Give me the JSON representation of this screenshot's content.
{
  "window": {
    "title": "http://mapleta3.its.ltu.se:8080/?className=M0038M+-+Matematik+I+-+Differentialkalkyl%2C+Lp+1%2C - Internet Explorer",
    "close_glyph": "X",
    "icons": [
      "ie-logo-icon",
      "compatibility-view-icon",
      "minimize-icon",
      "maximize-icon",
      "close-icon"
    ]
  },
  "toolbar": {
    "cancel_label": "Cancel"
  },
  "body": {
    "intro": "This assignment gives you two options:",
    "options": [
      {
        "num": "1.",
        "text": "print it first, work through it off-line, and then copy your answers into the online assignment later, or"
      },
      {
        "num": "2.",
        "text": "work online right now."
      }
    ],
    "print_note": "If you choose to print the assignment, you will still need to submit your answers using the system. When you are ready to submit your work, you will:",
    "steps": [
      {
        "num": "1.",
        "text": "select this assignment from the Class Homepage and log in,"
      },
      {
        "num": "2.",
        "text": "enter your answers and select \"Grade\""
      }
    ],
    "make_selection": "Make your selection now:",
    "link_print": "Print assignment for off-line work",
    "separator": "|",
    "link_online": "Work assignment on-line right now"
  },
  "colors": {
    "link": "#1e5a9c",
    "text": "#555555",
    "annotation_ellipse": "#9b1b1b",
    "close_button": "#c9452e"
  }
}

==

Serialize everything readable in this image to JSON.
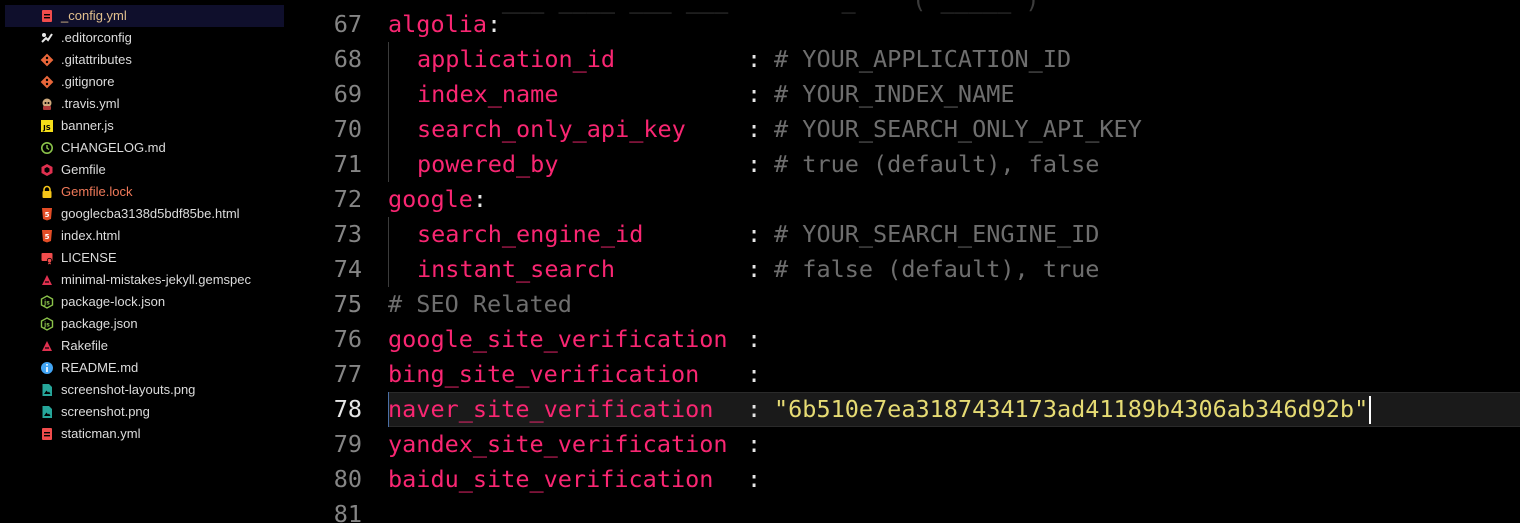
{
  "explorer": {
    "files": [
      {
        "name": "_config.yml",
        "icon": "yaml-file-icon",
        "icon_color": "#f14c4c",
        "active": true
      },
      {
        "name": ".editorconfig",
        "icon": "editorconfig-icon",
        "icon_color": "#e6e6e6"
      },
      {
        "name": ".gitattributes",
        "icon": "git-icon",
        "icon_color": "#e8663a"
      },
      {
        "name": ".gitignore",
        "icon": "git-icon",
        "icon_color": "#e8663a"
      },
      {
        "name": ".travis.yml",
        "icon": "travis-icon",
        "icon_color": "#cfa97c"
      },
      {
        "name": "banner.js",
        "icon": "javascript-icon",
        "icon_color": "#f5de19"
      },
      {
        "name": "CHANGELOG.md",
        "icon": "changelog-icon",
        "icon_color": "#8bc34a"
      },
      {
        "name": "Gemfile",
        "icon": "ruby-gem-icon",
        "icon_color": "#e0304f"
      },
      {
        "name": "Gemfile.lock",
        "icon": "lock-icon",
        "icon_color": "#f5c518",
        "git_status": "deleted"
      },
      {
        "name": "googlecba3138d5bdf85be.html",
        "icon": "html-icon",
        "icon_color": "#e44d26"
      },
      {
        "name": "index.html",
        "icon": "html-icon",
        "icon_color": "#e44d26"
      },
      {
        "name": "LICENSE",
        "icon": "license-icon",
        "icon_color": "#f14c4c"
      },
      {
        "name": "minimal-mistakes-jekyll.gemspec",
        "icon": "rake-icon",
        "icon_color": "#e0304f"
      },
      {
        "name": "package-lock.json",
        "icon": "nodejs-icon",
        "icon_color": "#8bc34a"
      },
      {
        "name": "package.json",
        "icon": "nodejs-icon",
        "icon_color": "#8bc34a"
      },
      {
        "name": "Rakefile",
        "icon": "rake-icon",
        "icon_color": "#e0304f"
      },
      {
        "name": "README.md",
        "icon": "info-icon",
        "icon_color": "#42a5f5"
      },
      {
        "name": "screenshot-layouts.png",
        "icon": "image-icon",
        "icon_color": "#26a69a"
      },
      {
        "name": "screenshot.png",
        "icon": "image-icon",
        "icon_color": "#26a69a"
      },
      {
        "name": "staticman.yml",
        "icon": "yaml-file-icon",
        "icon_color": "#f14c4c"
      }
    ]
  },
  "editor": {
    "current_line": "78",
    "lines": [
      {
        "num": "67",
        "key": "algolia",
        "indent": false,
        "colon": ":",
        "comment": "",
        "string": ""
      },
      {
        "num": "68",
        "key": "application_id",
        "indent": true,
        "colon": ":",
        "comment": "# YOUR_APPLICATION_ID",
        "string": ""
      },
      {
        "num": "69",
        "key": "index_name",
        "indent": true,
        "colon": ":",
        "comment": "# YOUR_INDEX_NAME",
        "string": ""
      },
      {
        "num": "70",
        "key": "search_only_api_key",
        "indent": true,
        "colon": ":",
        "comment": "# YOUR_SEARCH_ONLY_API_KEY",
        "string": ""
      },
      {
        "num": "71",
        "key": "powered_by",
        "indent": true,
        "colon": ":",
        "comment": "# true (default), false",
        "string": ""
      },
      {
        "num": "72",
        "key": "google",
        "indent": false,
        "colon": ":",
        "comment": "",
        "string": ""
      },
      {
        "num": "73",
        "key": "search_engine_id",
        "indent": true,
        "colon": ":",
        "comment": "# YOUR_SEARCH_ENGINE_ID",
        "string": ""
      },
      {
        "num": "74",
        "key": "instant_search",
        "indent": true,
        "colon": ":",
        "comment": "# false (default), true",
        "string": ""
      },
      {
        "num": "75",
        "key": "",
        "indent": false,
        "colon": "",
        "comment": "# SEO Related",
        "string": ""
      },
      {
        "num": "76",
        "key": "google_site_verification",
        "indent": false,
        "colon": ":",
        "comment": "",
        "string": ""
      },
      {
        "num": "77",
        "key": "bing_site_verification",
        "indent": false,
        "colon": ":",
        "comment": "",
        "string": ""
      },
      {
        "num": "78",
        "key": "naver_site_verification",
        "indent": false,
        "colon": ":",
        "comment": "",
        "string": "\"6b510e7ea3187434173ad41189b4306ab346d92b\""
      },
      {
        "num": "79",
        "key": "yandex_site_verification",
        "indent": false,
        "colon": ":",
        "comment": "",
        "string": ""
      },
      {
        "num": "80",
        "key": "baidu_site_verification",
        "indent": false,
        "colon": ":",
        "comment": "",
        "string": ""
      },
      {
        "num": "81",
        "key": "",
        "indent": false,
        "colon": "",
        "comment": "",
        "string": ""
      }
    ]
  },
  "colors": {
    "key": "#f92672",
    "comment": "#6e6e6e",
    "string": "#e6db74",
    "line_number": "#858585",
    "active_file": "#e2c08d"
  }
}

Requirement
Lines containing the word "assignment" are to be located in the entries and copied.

Solution
    "intro": "This assignment gives you two options:",
        "text": "print it first, work through it off-line, and then copy your answers into the online assignment later, or"
    "print_note": "If you choose to print the assignment, you will still need to submit your answers using the system. When you are ready to submit your work, you will:",
        "text": "select this assignment from the Class Homepage and log in,"
    "link_print": "Print assignment for off-line work",
    "link_online": "Work assignment on-line right now"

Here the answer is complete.